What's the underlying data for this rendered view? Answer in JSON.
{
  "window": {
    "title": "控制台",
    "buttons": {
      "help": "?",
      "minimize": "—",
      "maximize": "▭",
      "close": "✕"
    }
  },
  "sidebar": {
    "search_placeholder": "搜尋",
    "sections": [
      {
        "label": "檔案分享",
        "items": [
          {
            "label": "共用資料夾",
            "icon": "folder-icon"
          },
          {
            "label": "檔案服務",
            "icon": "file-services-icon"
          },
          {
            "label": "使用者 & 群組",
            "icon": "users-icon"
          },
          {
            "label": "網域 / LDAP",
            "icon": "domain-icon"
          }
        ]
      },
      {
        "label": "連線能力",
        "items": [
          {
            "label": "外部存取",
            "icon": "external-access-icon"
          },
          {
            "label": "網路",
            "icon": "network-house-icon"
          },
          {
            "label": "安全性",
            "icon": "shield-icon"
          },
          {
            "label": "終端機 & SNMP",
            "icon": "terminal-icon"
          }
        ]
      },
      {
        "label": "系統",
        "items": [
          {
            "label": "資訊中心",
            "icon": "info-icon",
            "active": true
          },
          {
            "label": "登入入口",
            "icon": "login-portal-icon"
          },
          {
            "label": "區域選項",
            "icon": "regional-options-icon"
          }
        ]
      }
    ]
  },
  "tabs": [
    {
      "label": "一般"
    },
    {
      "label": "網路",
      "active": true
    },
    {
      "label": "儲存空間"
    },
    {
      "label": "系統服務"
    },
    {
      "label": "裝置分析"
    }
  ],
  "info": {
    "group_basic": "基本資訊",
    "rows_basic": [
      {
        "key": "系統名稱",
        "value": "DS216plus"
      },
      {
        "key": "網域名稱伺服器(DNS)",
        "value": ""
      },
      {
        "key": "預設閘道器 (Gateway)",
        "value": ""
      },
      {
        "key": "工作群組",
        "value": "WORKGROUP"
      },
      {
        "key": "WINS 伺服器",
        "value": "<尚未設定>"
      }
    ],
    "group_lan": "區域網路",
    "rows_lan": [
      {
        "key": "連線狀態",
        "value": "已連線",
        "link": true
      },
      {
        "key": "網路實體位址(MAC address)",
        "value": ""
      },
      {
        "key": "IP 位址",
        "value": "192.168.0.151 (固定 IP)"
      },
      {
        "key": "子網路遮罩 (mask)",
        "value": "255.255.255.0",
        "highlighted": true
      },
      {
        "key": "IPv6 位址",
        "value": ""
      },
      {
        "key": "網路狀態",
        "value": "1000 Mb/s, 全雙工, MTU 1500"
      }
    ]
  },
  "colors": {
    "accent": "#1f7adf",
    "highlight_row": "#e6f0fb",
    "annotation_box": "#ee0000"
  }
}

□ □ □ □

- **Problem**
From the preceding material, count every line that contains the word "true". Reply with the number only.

- **Exercise answer**
4